#### Task details:
Return every line in the entries below where the word "Control" shows up.

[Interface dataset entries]

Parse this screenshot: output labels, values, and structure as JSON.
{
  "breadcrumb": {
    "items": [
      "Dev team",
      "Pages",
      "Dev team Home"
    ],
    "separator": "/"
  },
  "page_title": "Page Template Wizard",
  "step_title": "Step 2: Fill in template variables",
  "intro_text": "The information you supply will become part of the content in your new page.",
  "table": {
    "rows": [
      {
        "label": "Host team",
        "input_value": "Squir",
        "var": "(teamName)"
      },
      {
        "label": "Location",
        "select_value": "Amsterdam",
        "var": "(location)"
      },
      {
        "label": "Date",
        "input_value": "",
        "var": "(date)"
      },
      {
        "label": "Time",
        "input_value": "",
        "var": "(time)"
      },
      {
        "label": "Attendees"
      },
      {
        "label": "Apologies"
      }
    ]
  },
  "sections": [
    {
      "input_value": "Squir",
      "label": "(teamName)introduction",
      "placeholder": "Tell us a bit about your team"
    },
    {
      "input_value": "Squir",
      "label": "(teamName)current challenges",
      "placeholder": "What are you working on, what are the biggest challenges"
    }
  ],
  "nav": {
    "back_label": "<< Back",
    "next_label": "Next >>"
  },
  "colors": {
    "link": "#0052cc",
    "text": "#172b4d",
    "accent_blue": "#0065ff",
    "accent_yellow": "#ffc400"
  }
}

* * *

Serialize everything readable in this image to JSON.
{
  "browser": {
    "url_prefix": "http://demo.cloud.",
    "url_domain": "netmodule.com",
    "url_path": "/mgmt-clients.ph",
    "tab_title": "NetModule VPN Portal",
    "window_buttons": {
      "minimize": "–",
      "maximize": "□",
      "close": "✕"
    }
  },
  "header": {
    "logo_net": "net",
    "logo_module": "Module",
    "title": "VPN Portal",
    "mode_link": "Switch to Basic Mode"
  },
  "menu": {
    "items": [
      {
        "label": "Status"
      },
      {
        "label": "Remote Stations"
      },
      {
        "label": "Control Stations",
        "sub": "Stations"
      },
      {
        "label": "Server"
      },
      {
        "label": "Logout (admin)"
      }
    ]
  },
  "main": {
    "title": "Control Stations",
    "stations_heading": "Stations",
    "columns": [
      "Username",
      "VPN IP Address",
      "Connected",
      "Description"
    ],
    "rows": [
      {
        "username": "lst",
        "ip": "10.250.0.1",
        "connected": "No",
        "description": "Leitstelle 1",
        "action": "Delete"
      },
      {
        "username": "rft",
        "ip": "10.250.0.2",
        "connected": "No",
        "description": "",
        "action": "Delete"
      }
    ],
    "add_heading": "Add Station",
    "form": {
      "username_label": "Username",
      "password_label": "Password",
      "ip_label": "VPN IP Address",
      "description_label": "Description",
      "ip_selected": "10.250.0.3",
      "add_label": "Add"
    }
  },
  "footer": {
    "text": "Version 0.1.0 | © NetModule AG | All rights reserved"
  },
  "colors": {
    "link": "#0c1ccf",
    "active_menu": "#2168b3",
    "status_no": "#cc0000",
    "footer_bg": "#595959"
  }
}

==

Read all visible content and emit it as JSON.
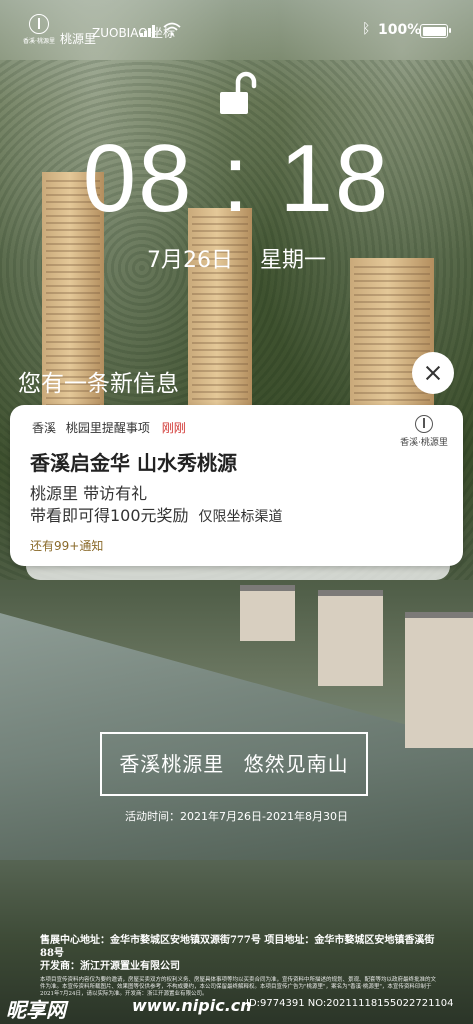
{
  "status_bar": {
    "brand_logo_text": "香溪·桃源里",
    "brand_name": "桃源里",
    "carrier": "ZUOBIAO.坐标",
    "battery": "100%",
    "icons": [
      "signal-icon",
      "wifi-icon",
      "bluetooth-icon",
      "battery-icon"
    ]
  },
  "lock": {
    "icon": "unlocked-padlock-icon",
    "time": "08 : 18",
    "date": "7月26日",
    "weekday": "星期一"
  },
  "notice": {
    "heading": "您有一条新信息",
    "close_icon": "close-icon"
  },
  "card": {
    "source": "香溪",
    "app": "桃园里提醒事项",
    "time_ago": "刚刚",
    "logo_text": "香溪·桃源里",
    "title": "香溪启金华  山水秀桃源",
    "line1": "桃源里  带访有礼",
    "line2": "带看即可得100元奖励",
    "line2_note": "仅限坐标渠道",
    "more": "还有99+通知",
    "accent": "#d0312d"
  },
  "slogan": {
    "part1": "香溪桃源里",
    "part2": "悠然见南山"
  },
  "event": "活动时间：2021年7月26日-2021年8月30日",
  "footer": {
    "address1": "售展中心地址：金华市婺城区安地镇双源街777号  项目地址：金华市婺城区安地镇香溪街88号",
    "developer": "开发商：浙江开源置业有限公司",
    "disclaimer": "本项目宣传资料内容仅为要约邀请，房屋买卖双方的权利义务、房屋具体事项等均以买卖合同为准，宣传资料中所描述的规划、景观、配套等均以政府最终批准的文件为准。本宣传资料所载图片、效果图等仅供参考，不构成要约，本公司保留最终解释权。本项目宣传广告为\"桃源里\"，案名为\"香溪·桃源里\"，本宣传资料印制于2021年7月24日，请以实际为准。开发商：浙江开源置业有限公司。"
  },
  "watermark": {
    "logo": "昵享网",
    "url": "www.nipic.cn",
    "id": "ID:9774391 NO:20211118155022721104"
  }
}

#### Completed exercise:
        "label": "Control Stations",
    "title": "Control Stations",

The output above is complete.